        include snippets/acme-challenge.conf;
        include snippets/https-permanent-redirect.conf;
    }
    
    server {
        include snippets/listen-https.conf;
        server_name mysite.example.org;
    
        access_log /var/log/nginx/mysite.example.org.access.log;
        error_log /var/log/nginx/mysite.example.org.error.log info;
    
        include snippets/acme-challenge.conf;
        #include snippets/ssl.conf;
        #ssl_certificate      /etc/letsencrypt/live/mysite.example.org/fullchain.pem;
        #ssl_certificate_key  /etc/letsencrypt/live/mysite.example.org/privkey.pem;
        #include snippets/hsts.conf;
    
        include snippets/security-headers.conf;
        include snippets/x-frame-options-deny.conf;
    
        root /var/www/mysite.example.org;
    }
    
  2. Activate the configuration with
    $ sudo nginx_modsite -e mysite.example.org
    Would you like to reload the Nginx configuration now? (Y/n) Y
    
  3. Edit file /usr/local/etc/certmanage/main.json and add the following to the list
    {
        "domains": ["mysite.example.org"],
        "reload": [["/bin/systemctl", "reload", "nginx.service"]]
    }
    
  4. Get your certificate
    $ sudo /usr/local/sbin/certmanage
    Renewing certificate for mysite.example.org that will expire on 0001-01-01
    
    Saving debug log to /var/log/letsencrypt/letsencrypt.log
    Starting new HTTPS connection (1): acme-v01.api.letsencrypt.org
    Obtaining a new certificate
    Performing the following challenges:
    http-01 challenge for mysite.example.org
    Using the webroot path /var/www/acme-challenge for all unmatched domains.
    Waiting for verification...
    Cleaning up challenges
    Generating key (2048 bits): /etc/letsencrypt/keys/1764_key-certbot.pem
    Creating CSR: /etc/letsencrypt/csr/1764_csr-certbot.pem
    
    IMPORTANT NOTES:
     - Congratulations! Your certificate and chain have been saved at
       /etc/letsencrypt/live/mysite.example.org/fullchain.pem. Your cert
       will expire on 2019-03-11. To obtain a new or tweaked version of
       this certificate in the future, simply run certbot again. To
       non-interactively renew *all* of your certificates, run "certbot
       renew"
     - If you like Certbot, please consider supporting our work by:
    
       Donating to ISRG / Let's Encrypt:   https://letsencrypt.org/donate
       Donating to EFF:                    https://eff.org/donate-le
    
    Restarting services:
    systemctl reload nginx.service
    
  5. Uncomment the ssl related lines in /etc/nginx/sites-available/mysite.example.org and run
    $ sudo systemctl reload nginx.service
    

Fail2Ban

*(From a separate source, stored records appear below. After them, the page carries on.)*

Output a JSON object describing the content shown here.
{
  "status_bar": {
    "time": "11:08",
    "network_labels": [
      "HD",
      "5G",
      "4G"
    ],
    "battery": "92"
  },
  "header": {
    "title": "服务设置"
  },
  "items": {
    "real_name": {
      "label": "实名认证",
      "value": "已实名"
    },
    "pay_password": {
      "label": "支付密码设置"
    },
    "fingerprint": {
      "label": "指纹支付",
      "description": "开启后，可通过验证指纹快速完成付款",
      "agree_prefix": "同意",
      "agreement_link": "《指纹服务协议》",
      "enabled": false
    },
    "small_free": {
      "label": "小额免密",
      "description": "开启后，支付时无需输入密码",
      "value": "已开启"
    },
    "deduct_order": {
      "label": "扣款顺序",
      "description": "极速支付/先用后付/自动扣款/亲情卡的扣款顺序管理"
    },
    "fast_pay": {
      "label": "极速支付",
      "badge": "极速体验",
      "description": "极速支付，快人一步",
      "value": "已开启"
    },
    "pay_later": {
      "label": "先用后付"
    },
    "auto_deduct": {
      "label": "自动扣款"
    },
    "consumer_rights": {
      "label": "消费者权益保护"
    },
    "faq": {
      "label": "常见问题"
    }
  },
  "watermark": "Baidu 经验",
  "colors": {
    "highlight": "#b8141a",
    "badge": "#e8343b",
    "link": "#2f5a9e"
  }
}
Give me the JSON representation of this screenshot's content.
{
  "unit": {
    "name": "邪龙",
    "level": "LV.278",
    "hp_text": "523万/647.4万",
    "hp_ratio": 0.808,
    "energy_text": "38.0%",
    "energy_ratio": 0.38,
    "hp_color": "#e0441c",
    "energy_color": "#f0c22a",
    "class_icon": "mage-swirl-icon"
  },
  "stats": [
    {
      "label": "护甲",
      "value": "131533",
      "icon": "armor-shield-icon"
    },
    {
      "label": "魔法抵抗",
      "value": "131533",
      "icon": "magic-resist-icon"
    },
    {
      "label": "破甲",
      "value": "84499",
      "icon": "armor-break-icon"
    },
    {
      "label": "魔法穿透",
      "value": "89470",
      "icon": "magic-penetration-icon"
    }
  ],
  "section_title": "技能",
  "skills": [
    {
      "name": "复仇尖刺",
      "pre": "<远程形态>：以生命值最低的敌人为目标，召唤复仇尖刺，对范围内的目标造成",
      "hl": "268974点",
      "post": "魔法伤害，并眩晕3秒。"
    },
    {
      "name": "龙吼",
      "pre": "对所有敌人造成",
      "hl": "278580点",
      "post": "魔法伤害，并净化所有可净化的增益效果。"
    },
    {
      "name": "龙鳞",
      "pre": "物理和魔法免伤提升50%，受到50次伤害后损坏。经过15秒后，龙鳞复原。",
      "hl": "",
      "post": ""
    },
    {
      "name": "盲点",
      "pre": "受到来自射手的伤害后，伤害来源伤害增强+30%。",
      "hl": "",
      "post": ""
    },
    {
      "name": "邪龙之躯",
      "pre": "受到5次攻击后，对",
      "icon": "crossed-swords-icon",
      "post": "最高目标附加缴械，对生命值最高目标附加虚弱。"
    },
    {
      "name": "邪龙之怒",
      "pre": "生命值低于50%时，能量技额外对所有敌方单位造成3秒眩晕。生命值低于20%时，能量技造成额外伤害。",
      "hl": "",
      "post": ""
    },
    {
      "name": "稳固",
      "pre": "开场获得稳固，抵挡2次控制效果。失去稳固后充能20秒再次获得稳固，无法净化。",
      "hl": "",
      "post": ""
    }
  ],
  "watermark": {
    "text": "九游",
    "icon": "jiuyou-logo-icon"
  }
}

Webservers are usually a good target for hackers. A lot of them contain outdated, insecure and misconfigured software and if your server run languages like PHP, the attacker would be able to execute pretty much any action once he cracked your server.

Warning: The rules described here protect against generic attacks on your webserver. If you install some specific software that has it's own authentication (owncoud, roundcube...) you need to create rules for it.

nginx-http-auth

First rule is pretty simple simple. It protect against http authentication (the ugly popups asking your password before you enter the site).

Create file /etc/fail2ban/jail.d/nginx-http-auth.conf

[nginx-http-auth]
enabled = true
port    = http,https
logpath = /var/log/nginx/*error.log

nginx-botsearch

This rule match 404 errors when bots try to find unsecure software on your server. While it should generally work fine, you should check ban report to make sure you don't lock out legitimate users.

Create file /etc/fail2ban/jail.d/nginx-botsearch.conf

[nginx-botsearch]
enabled  = true
port     = http,https
logpath  = /var/log/nginx/*error.log
maxretry = 2